Recipe #2: derived from http://www.echonyc.com/~erich/tso.htmWhich is borrowed from http://recipes.wenzel.net/g/general_tsos_chicken_peng_teng.html
- 1- 1 1/2 lbs. peeled Shrimp
- 1/2 cup Soy Sauce
- 1/2 cup Distilled white vinegar
- 1 cl Garlic; minced
- 1 ts Ginger root; Peeled & minced
- 1 ts Cornstarch
- 1 lg Egg; beaten lightly
- 1/3 cup Corn Oil
- 4 Dried hot chilis; seeded (aka Peppers of death)
1. In a bowl combine the soy sauce, vinegar, 1/2 c water, the garlic and ginger root.
2. In another bowl, combine the egg and cornstarch and dip the shrimp. Heat the oil in a wok or deep, heavy skillet until very hot, add the shrimp and fry it for 4 to 6 minutes, or until it is crisp. Transfer the shrimp with tongs to paper towels to drain and pour off all but 1 T of the oil from the wok. Add the soy sauce mixture, the chili peppers and the chicken and cook the mixture over moderately high heat for 2 minutes, or until heated through.
3. Transfer it to a heated serving dish. Serves 4.

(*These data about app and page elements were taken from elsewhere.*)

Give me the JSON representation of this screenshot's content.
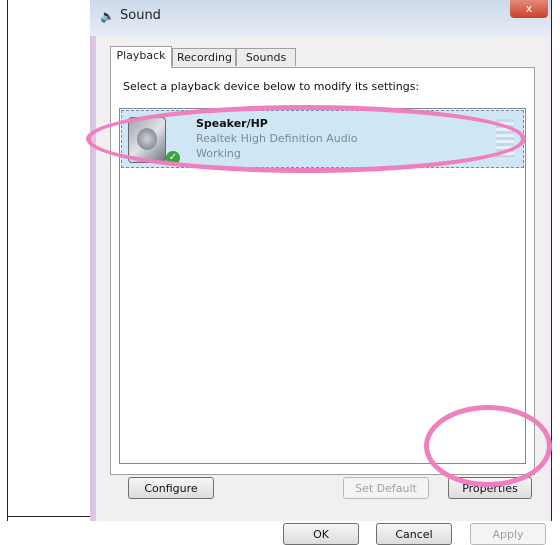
{
  "window": {
    "title": "Sound",
    "close_label": "x"
  },
  "tabs": [
    {
      "label": "Playback",
      "active": true
    },
    {
      "label": "Recording",
      "active": false
    },
    {
      "label": "Sounds",
      "active": false
    }
  ],
  "instruction": "Select a playback device below to modify its settings:",
  "device": {
    "name": "Speaker/HP",
    "description": "Realtek High Definition Audio",
    "status": "Working",
    "icon": "speaker-icon",
    "status_icon": "check-icon"
  },
  "buttons": {
    "configure": "Configure",
    "set_default": "Set Default",
    "properties": "Properties",
    "ok": "OK",
    "cancel": "Cancel",
    "apply": "Apply"
  },
  "colors": {
    "highlight_ring": "#f07fc0",
    "selection": "#cfe7f5"
  }
}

Use your own discretions when choosing which recipe to use. I am a poor college student and can't afford decent notebooks let alone the ingredients needed for the recipies, so I haven't tried them. I just get my Chinese food from either this place called Panda or this place across the street from Panda called Danny's. You can probably pick up Kahiki sauces at your local grocery or specialties store. General Tso's shrimp is best served with white or wild rice with an egg or shrimp roll on the side. I suggest doing so. The first recipe leaves out peppers of death, which may or may not be a good thing depending on your personal preference/death wish. The shrimp is also replacable with almost any meat, chicken, for example. Other General Tso's variations you may want to try are beef, lobster, duck, pork, venison, or even tofu, depending on what you like. For you Aussies, the echonyc.com site suggests kangaroo, and for everyone whose sister is their mother, squirrel is also advised.